Write out every record below exactly as it appears.

——————

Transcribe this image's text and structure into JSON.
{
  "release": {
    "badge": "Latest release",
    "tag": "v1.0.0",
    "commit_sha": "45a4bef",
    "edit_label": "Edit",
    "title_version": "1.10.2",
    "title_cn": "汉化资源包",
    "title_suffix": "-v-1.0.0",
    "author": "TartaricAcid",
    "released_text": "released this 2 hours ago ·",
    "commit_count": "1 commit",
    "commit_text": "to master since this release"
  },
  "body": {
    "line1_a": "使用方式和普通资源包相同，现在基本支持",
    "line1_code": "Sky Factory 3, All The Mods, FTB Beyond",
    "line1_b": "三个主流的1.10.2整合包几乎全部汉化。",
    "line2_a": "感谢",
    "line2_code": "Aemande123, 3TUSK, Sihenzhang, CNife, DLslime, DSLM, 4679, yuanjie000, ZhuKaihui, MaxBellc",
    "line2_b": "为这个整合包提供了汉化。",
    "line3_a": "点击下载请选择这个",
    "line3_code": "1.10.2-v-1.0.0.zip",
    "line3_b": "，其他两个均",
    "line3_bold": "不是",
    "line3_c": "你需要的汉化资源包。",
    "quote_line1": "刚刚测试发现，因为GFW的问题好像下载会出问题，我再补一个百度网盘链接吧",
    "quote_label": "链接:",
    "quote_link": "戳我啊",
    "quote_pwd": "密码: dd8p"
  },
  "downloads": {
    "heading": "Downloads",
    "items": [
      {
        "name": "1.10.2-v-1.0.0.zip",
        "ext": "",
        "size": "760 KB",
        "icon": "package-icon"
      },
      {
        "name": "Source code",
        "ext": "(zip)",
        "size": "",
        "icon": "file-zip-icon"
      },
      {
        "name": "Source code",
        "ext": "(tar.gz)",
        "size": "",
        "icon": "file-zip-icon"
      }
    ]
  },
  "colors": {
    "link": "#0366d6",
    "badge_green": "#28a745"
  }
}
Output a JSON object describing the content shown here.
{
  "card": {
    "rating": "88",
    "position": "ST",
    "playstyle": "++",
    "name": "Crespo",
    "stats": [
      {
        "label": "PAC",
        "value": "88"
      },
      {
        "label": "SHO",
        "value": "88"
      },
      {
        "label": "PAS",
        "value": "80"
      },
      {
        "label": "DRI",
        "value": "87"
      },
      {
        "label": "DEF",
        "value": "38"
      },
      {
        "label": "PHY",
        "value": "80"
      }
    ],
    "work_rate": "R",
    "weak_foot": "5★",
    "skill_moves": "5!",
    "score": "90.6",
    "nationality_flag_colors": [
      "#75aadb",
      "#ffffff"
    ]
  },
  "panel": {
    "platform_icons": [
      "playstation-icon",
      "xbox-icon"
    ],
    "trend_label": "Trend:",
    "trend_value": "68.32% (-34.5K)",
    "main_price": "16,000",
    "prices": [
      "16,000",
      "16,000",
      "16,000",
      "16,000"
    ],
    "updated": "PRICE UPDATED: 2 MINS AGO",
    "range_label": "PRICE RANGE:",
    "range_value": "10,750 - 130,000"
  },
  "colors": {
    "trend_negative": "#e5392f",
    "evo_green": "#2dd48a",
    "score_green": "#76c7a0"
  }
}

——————

(Response box):
Transcribe this image's text and structure into JSON.
{
  "release": {
    "badge": "Latest release",
    "tag": "v1.0.0",
    "commit_sha": "45a4bef",
    "edit_label": "Edit",
    "title_version": "1.10.2",
    "title_cn": "汉化资源包",
    "title_suffix": "-v-1.0.0",
    "author": "TartaricAcid",
    "released_text": "released this 2 hours ago ·",
    "commit_count": "1 commit",
    "commit_text": "to master since this release"
  },
  "body": {
    "line1_a": "使用方式和普通资源包相同，现在基本支持",
    "line1_code": "Sky Factory 3, All The Mods, FTB Beyond",
    "line1_b": "三个主流的1.10.2整合包几乎全部汉化。",
    "line2_a": "感谢",
    "line2_code": "Aemande123, 3TUSK, Sihenzhang, CNife, DLslime, DSLM, 4679, yuanjie000, ZhuKaihui, MaxBellc",
    "line2_b": "为这个整合包提供了汉化。",
    "line3_a": "点击下载请选择这个",
    "line3_code": "1.10.2-v-1.0.0.zip",
    "line3_b": "，其他两个均",
    "line3_bold": "不是",
    "line3_c": "你需要的汉化资源包。",
    "quote_line1": "刚刚测试发现，因为GFW的问题好像下载会出问题，我再补一个百度网盘链接吧",
    "quote_label": "链接:",
    "quote_link": "戳我啊",
    "quote_pwd": "密码: dd8p"
  },
  "downloads": {
    "heading": "Downloads",
    "items": [
      {
        "name": "1.10.2-v-1.0.0.zip",
        "ext": "",
        "size": "760 KB",
        "icon": "package-icon"
      },
      {
        "name": "Source code",
        "ext": "(zip)",
        "size": "",
        "icon": "file-zip-icon"
      },
      {
        "name": "Source code",
        "ext": "(tar.gz)",
        "size": "",
        "icon": "file-zip-icon"
      }
    ]
  },
  "colors": {
    "link": "#0366d6",
    "badge_green": "#28a745"
  }
}
Output a JSON object describing the content shown here.
{
  "card": {
    "rating": "88",
    "position": "ST",
    "playstyle": "++",
    "name": "Crespo",
    "stats": [
      {
        "label": "PAC",
        "value": "88"
      },
      {
        "label": "SHO",
        "value": "88"
      },
      {
        "label": "PAS",
        "value": "80"
      },
      {
        "label": "DRI",
        "value": "87"
      },
      {
        "label": "DEF",
        "value": "38"
      },
      {
        "label": "PHY",
        "value": "80"
      }
    ],
    "work_rate": "R",
    "weak_foot": "5★",
    "skill_moves": "5!",
    "score": "90.6",
    "nationality_flag_colors": [
      "#75aadb",
      "#ffffff"
    ]
  },
  "panel": {
    "platform_icons": [
      "playstation-icon",
      "xbox-icon"
    ],
    "trend_label": "Trend:",
    "trend_value": "68.32% (-34.5K)",
    "main_price": "16,000",
    "prices": [
      "16,000",
      "16,000",
      "16,000",
      "16,000"
    ],
    "updated": "PRICE UPDATED: 2 MINS AGO",
    "range_label": "PRICE RANGE:",
    "range_value": "10,750 - 130,000"
  },
  "colors": {
    "trend_negative": "#e5392f",
    "evo_green": "#2dd48a",
    "score_green": "#76c7a0"
  }
}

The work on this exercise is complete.